> [The data]:

◇ ◇ ◇

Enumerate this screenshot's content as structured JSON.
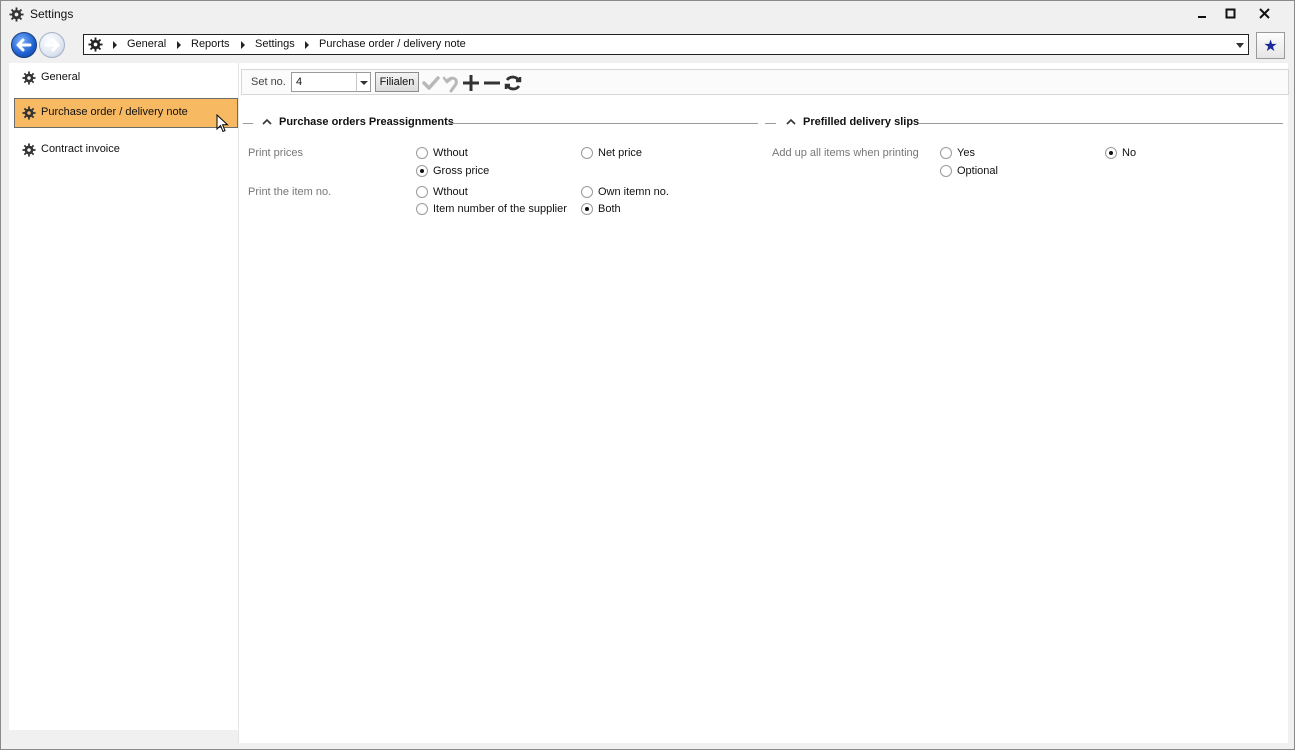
{
  "window": {
    "title": "Settings"
  },
  "breadcrumb": [
    "General",
    "Reports",
    "Settings",
    "Purchase order / delivery note"
  ],
  "sidebar": {
    "items": [
      {
        "label": "General",
        "active": false
      },
      {
        "label": "Purchase order / delivery note",
        "active": true
      },
      {
        "label": "Contract invoice",
        "active": false
      }
    ]
  },
  "toolbar": {
    "set_no_label": "Set no.",
    "set_no_value": "4",
    "filialen_label": "Filialen"
  },
  "sections": {
    "purchase": {
      "title": "Purchase orders Preassignments",
      "print_prices": {
        "label": "Print prices",
        "options": [
          "Wthout",
          "Net price",
          "Gross price"
        ],
        "selected": "Gross price"
      },
      "print_item_no": {
        "label": "Print the item no.",
        "options": [
          "Wthout",
          "Own itemn no.",
          "Item number of the supplier",
          "Both"
        ],
        "selected": "Both"
      }
    },
    "delivery": {
      "title": "Prefilled delivery slips",
      "add_up": {
        "label": "Add up all items when printing",
        "options": [
          "Yes",
          "No",
          "Optional"
        ],
        "selected": "No"
      }
    }
  },
  "colors": {
    "active_item": "#f7b962",
    "favorite_star": "#1a2a9a",
    "back_button": "#1d5fcf"
  }
}
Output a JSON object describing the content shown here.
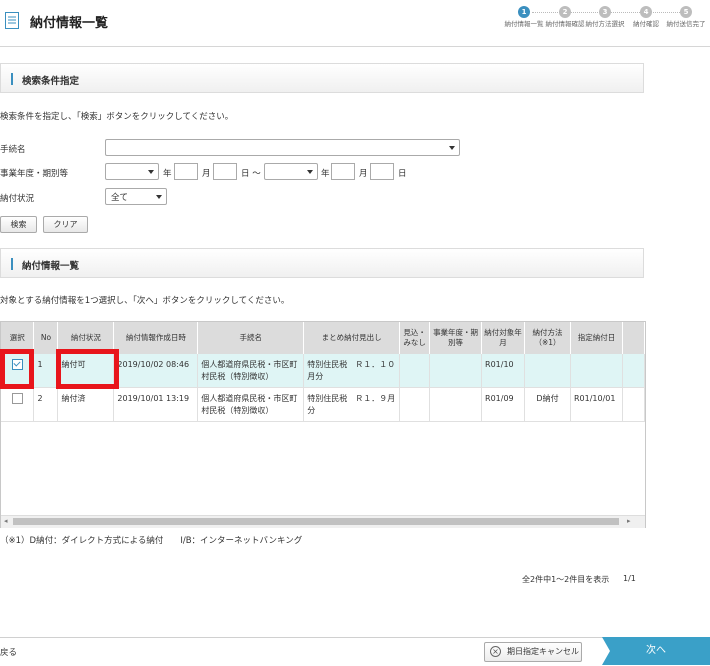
{
  "header": {
    "title": "納付情報一覧",
    "steps": [
      {
        "num": "1",
        "label": "納付情報一覧"
      },
      {
        "num": "2",
        "label": "納付情報確認"
      },
      {
        "num": "3",
        "label": "納付方法選択"
      },
      {
        "num": "4",
        "label": "納付確認"
      },
      {
        "num": "5",
        "label": "納付送信完了"
      }
    ]
  },
  "search": {
    "section_title": "検索条件指定",
    "instruction": "検索条件を指定し、「検索」ボタンをクリックしてください。",
    "procedure_label": "手続名",
    "procedure_value": "",
    "year_label": "事業年度・期別等",
    "year_unit": "年",
    "month_unit": "月",
    "day_unit": "日",
    "range_sep": "日 ～",
    "status_label": "納付状況",
    "status_value": "全て",
    "search_button": "検索",
    "clear_button": "クリア"
  },
  "list": {
    "section_title": "納付情報一覧",
    "instruction": "対象とする納付情報を1つ選択し、「次へ」ボタンをクリックしてください。",
    "columns": [
      "選択",
      "No",
      "納付状況",
      "納付情報作成日時",
      "手続名",
      "まとめ納付見出し",
      "見込・みなし",
      "事業年度・期別等",
      "納付対象年月",
      "納付方法（※1）",
      "指定納付日"
    ],
    "rows": [
      {
        "checked": true,
        "no": "1",
        "status": "納付可",
        "created": "2019/10/02 08:46",
        "procedure": "個人都道府県民税・市区町村民税（特別徴収）",
        "heading": "特別住民税　Ｒ１．１０月分",
        "estimate": "",
        "period": "",
        "target": "R01/10",
        "method": "",
        "date": ""
      },
      {
        "checked": false,
        "no": "2",
        "status": "納付済",
        "created": "2019/10/01 13:19",
        "procedure": "個人都道府県民税・市区町村民税（特別徴収）",
        "heading": "特別住民税　Ｒ１．９月分",
        "estimate": "",
        "period": "",
        "target": "R01/09",
        "method": "D納付",
        "date": "R01/10/01"
      }
    ],
    "note": "（※1）D納付：ダイレクト方式による納付　　I/B：インターネットバンキング",
    "count_text": "全2件中1～2件目を表示",
    "page_text": "1/1"
  },
  "footer": {
    "back_label": "戻る",
    "cancel_label": "期日指定キャンセル",
    "next_label": "次へ"
  },
  "colors": {
    "accent": "#3a8fbf",
    "highlight": "#e8151b",
    "selected_row": "#dff5f5"
  }
}
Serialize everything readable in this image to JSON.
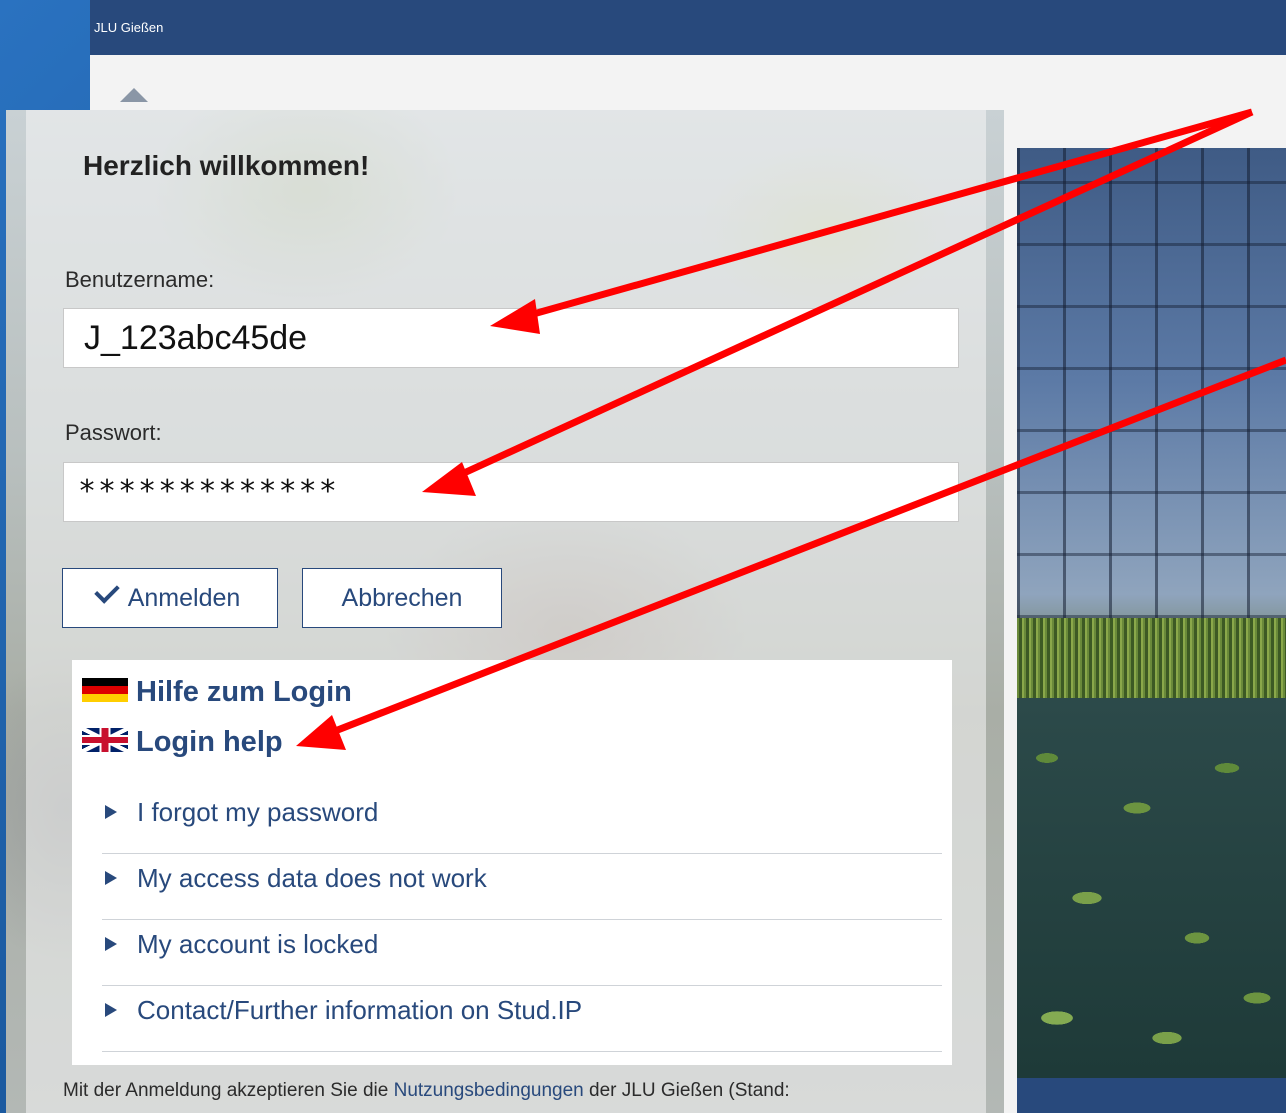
{
  "header": {
    "brand": "JLU Gießen"
  },
  "login": {
    "welcome": "Herzlich willkommen!",
    "username_label": "Benutzername:",
    "username_value": "J_123abc45de",
    "password_label": "Passwort:",
    "password_value": "*************",
    "login_button": "Anmelden",
    "cancel_button": "Abbrechen"
  },
  "help": {
    "title_de": "Hilfe zum Login",
    "title_en": "Login help",
    "items": [
      {
        "label": "I forgot my password"
      },
      {
        "label": "My access data does not work"
      },
      {
        "label": "My account is locked"
      },
      {
        "label": "Contact/Further information on Stud.IP"
      }
    ]
  },
  "footer": {
    "terms_prefix": "Mit der Anmeldung akzeptieren Sie die ",
    "terms_link": "Nutzungsbedingungen",
    "terms_suffix": " der JLU Gießen (Stand:"
  },
  "colors": {
    "accent": "#28497c",
    "annotation": "#ff0000"
  }
}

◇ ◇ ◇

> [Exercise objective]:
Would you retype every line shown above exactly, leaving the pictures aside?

> [Solution for this exercise]:
Enumerate this screenshot's content as structured JSON.
{
  "window": {
    "title": "Settings"
  },
  "breadcrumb": [
    "General",
    "Reports",
    "Settings",
    "Purchase order / delivery note"
  ],
  "sidebar": {
    "items": [
      {
        "label": "General",
        "active": false
      },
      {
        "label": "Purchase order / delivery note",
        "active": true
      },
      {
        "label": "Contract invoice",
        "active": false
      }
    ]
  },
  "toolbar": {
    "set_no_label": "Set no.",
    "set_no_value": "4",
    "filialen_label": "Filialen"
  },
  "sections": {
    "purchase": {
      "title": "Purchase orders Preassignments",
      "print_prices": {
        "label": "Print prices",
        "options": [
          "Wthout",
          "Net price",
          "Gross price"
        ],
        "selected": "Gross price"
      },
      "print_item_no": {
        "label": "Print the item no.",
        "options": [
          "Wthout",
          "Own itemn no.",
          "Item number of the supplier",
          "Both"
        ],
        "selected": "Both"
      }
    },
    "delivery": {
      "title": "Prefilled delivery slips",
      "add_up": {
        "label": "Add up all items when printing",
        "options": [
          "Yes",
          "No",
          "Optional"
        ],
        "selected": "No"
      }
    }
  },
  "colors": {
    "active_item": "#f7b962",
    "favorite_star": "#1a2a9a",
    "back_button": "#1d5fcf"
  }
}
Output a JSON object describing the content shown here.
{
  "header": {
    "title": "納付情報一覧",
    "steps": [
      {
        "num": "1",
        "label": "納付情報一覧"
      },
      {
        "num": "2",
        "label": "納付情報確認"
      },
      {
        "num": "3",
        "label": "納付方法選択"
      },
      {
        "num": "4",
        "label": "納付確認"
      },
      {
        "num": "5",
        "label": "納付送信完了"
      }
    ]
  },
  "search": {
    "section_title": "検索条件指定",
    "instruction": "検索条件を指定し、「検索」ボタンをクリックしてください。",
    "procedure_label": "手続名",
    "procedure_value": "",
    "year_label": "事業年度・期別等",
    "year_unit": "年",
    "month_unit": "月",
    "day_unit": "日",
    "range_sep": "日 ～",
    "status_label": "納付状況",
    "status_value": "全て",
    "search_button": "検索",
    "clear_button": "クリア"
  },
  "list": {
    "section_title": "納付情報一覧",
    "instruction": "対象とする納付情報を1つ選択し、「次へ」ボタンをクリックしてください。",
    "columns": [
      "選択",
      "No",
      "納付状況",
      "納付情報作成日時",
      "手続名",
      "まとめ納付見出し",
      "見込・みなし",
      "事業年度・期別等",
      "納付対象年月",
      "納付方法（※1）",
      "指定納付日"
    ],
    "rows": [
      {
        "checked": true,
        "no": "1",
        "status": "納付可",
        "created": "2019/10/02 08:46",
        "procedure": "個人都道府県民税・市区町村民税（特別徴収）",
        "heading": "特別住民税　Ｒ１．１０月分",
        "estimate": "",
        "period": "",
        "target": "R01/10",
        "method": "",
        "date": ""
      },
      {
        "checked": false,
        "no": "2",
        "status": "納付済",
        "created": "2019/10/01 13:19",
        "procedure": "個人都道府県民税・市区町村民税（特別徴収）",
        "heading": "特別住民税　Ｒ１．９月分",
        "estimate": "",
        "period": "",
        "target": "R01/09",
        "method": "D納付",
        "date": "R01/10/01"
      }
    ],
    "note": "（※1）D納付：ダイレクト方式による納付　　I/B：インターネットバンキング",
    "count_text": "全2件中1～2件目を表示",
    "page_text": "1/1"
  },
  "footer": {
    "back_label": "戻る",
    "cancel_label": "期日指定キャンセル",
    "next_label": "次へ"
  },
  "colors": {
    "accent": "#3a8fbf",
    "highlight": "#e8151b",
    "selected_row": "#dff5f5"
  }
}
Serialize everything readable in this image to JSON.
{
  "header": {
    "brand": "JLU Gießen"
  },
  "login": {
    "welcome": "Herzlich willkommen!",
    "username_label": "Benutzername:",
    "username_value": "J_123abc45de",
    "password_label": "Passwort:",
    "password_value": "*************",
    "login_button": "Anmelden",
    "cancel_button": "Abbrechen"
  },
  "help": {
    "title_de": "Hilfe zum Login",
    "title_en": "Login help",
    "items": [
      {
        "label": "I forgot my password"
      },
      {
        "label": "My access data does not work"
      },
      {
        "label": "My account is locked"
      },
      {
        "label": "Contact/Further information on Stud.IP"
      }
    ]
  },
  "footer": {
    "terms_prefix": "Mit der Anmeldung akzeptieren Sie die ",
    "terms_link": "Nutzungsbedingungen",
    "terms_suffix": " der JLU Gießen (Stand:"
  },
  "colors": {
    "accent": "#28497c",
    "annotation": "#ff0000"
  }
}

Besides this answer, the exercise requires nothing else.